Infuse Rosemary in boiled cream for five minutes, bring back to boil and strain over chocolate.

NB. Guanaja is an intensely strong chocolate that I find suits rosemary, and other strong flavours well. It's all subjective, but a more subtle chocolate might require less rosemary.

Share this post


Link to post
Share on other sites

Last time I made rosemary ganache, I steeped fresh rosemary (full sprigs, not chopped) in heavy cream, then poured the heavy cream over finely chopped bittersweet chocolate and stirred until the chocolate was melted and the emulsion came together.

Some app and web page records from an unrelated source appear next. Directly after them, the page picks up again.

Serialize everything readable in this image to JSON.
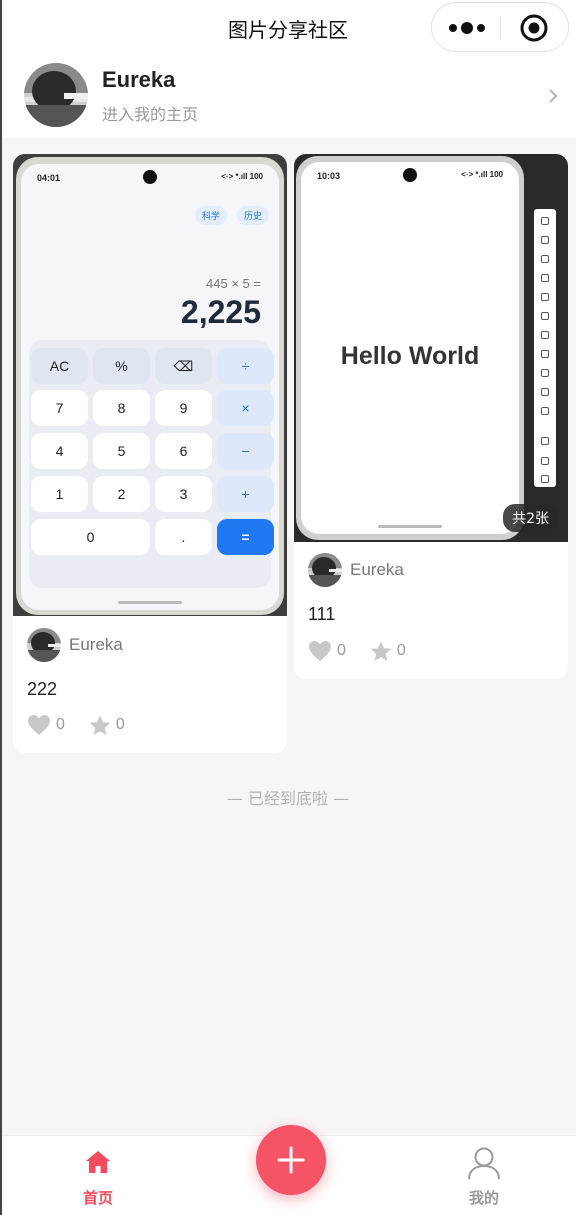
{
  "navbar": {
    "title": "图片分享社区"
  },
  "profile": {
    "name": "Eureka",
    "subtitle": "进入我的主页"
  },
  "posts": [
    {
      "author": "Eureka",
      "title": "222",
      "likes": "0",
      "stars": "0",
      "image": {
        "kind": "calculator-screenshot",
        "time": "04:01",
        "status_right": "<·> *.ıll 100",
        "pills": [
          "科学",
          "历史"
        ],
        "expression": "445 × 5 =",
        "result": "2,225",
        "keys": [
          [
            "AC",
            "%",
            "⌫",
            "÷"
          ],
          [
            "7",
            "8",
            "9",
            "×"
          ],
          [
            "4",
            "5",
            "6",
            "−"
          ],
          [
            "1",
            "2",
            "3",
            "+"
          ],
          [
            "0",
            ".",
            "="
          ]
        ]
      }
    },
    {
      "author": "Eureka",
      "title": "111",
      "likes": "0",
      "stars": "0",
      "image_count_badge": "共2张",
      "image": {
        "kind": "hello-world-screenshot",
        "time": "10:03",
        "status_right": "<·> *.ıll 100",
        "text": "Hello World"
      }
    }
  ],
  "end_note": "— 已经到底啦 —",
  "tabbar": {
    "home_label": "首页",
    "mine_label": "我的"
  },
  "colors": {
    "accent": "#f45466",
    "background": "#f6f6f8"
  },
  "icons": [
    "more-icon",
    "target-icon",
    "chevron-right-icon",
    "heart-icon",
    "star-icon",
    "home-icon",
    "plus-icon",
    "user-icon"
  ]
}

It made a fantastic filling for truffles.

I don't have exact measurements, though, because I really just threw a few sprigs into the cream and added more when I decided it needed to be stronger.

Share this post


Link to post
Share on other sites

You also will want to try Rosemary Caramels, they are wonderful and are made the same way, steeping fresh rosemary sprigs in the cream.

Lavender is also really good with ganache/caramels.

I also use fresh lemongrass/coconut in a white chocolate ganache.

Anyone have any good recipes for rosemary ganache?

Luis

Share this post


Link to post
Share on other sites
You also will want to try Rosemary Caramels, they are wonderful and are made the same way, steeping fresh rosemary sprigs in the cream. 

Lavender is also really good with ganache/caramels. 

I also use fresh lemongrass/coconut in a white chocolate ganache.

How do you use coconut with your white chocolate ganache? Do u use coconut milk?


Edited by jdogginla (log)

Share this post


Link to post
Share on other sites
You also will want to try Rosemary Caramels, they are wonderful and are made the same way, steeping fresh rosemary sprigs in the cream. 

Lavender is also really good with ganache/caramels. 

I also use fresh lemongrass/coconut in a white chocolate ganache.

Anyone have any good recipes for rosemary ganache?

Luis

rosemary caramels, that sound yummy. i've never attempted caramels. do you have a recipe?

luis

Share this post


Link to post
Share on other sites

  • Recently Browsing   0 members

    No registered users viewing this page.

×
×
  • Create New...